11.165 / 11.477 Infrastructure in Crisis: Energy and Security Challenges

As taught in: Fall 2009

A wind turbine towers over a small red farmhouse.

Mendota Hills Wind Farm in Illinois. The farm has 63 operating wind turbines. Each turbine stands over 200 feet tall. (Image courtesy of thomas.merton on Flickr.)

Level:

Undergraduate / Graduate

Instructors:

Prof. Karen R. Polenske

Prof. Apiwat Ratanawaraha

Course Features

Course Description

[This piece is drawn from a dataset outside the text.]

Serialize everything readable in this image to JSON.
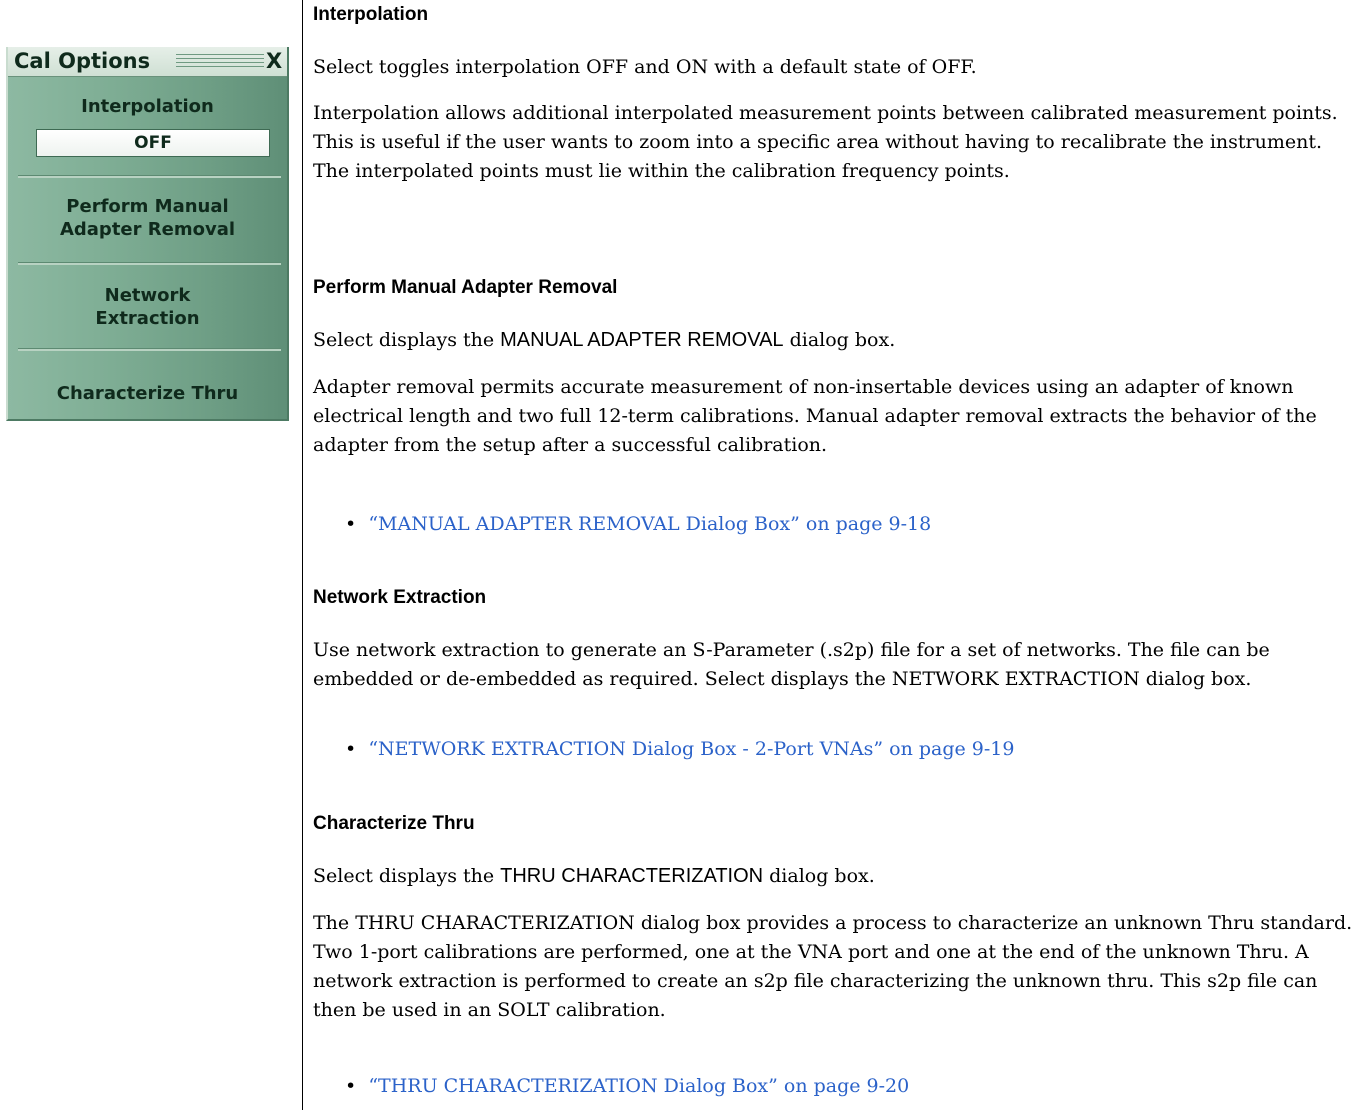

The purpose of this seminar is to examine efforts in developing and advanced nations and regions to create, finance and regulate infrastructure systems and services that affect energy security. We will introduce a variety of methodological and disciplinary perspectives. During the seminar, students will explore how an energy crisis can be an opportunity for making fundamental changes to improve collapsing infrastructure networks. The sessions will be used to introduce the challenges to modern society concerning energy security, and for students to study how food security and energy security are intertwined, as well as how infrastructure supports the energy system. We will review the moral hazard aspects of infrastructure and the common arguments for withholding adequate support to the rebuilding of energy systems. Students taking the graduate version will complete additional assignments.